Segment Start: Available records

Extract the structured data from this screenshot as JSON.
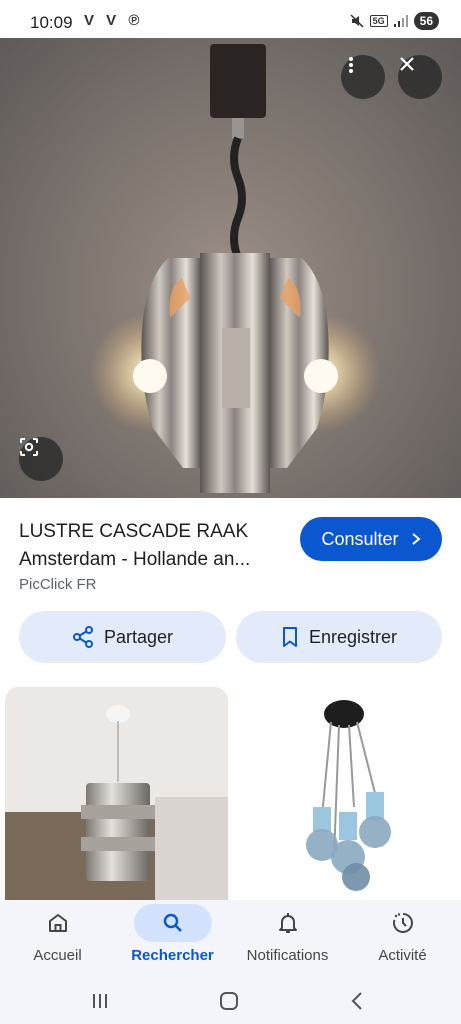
{
  "status_bar": {
    "time": "10:09",
    "app_icons": "V V ℗",
    "network": "5G",
    "battery": "56"
  },
  "hero": {
    "more_icon": "more-vert-icon",
    "close_icon": "close-icon",
    "lens_icon": "lens-search-icon"
  },
  "result": {
    "title": "LUSTRE CASCADE RAAK Amsterdam - Hollande an...",
    "source": "PicClick FR",
    "consult_label": "Consulter",
    "share_label": "Partager",
    "save_label": "Enregistrer"
  },
  "colors": {
    "accent": "#0b57d0",
    "pill_bg": "#e3ebfb",
    "nav_active_bg": "#d3e3fd"
  },
  "bottom_nav": {
    "items": [
      {
        "label": "Accueil",
        "icon": "home-icon"
      },
      {
        "label": "Rechercher",
        "icon": "search-icon",
        "active": true
      },
      {
        "label": "Notifications",
        "icon": "bell-icon"
      },
      {
        "label": "Activité",
        "icon": "activity-icon"
      }
    ]
  },
  "system_nav": {
    "recents_icon": "recents-icon",
    "home_icon": "home-pill-icon",
    "back_icon": "back-icon"
  }
}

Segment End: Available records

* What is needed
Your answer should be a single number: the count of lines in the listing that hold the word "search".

* Expected answer
2